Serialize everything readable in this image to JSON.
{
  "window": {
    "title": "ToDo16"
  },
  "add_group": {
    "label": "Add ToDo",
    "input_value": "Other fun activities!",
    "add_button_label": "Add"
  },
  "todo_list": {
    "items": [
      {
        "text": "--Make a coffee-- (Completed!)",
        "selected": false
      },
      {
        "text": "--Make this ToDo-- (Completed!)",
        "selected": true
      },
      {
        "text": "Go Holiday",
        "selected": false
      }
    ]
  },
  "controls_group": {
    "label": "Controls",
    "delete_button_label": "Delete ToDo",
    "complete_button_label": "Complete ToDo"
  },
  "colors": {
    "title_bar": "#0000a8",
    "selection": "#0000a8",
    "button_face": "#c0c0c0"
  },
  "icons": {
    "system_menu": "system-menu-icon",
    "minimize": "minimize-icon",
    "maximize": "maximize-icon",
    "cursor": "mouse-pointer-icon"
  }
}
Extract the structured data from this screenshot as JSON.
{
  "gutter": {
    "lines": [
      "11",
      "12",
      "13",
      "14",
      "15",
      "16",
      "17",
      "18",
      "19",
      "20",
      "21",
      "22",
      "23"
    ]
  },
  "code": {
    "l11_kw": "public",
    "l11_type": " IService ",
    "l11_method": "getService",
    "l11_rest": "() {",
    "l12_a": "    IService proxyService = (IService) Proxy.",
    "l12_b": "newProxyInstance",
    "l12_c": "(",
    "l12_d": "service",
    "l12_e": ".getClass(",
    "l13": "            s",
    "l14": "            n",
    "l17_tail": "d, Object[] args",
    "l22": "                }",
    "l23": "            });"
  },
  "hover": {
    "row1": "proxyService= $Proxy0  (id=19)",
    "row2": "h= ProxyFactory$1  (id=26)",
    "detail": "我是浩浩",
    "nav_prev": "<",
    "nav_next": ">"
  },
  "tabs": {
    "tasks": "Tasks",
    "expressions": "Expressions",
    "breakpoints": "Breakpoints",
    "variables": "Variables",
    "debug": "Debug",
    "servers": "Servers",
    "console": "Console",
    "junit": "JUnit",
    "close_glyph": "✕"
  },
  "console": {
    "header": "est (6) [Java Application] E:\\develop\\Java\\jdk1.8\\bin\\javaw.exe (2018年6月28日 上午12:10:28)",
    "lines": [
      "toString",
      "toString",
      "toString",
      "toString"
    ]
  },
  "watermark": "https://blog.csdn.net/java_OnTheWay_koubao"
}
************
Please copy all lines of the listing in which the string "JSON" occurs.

Serialize everything readable in this image to JSON.
Extract the structured data from this screenshot as JSON.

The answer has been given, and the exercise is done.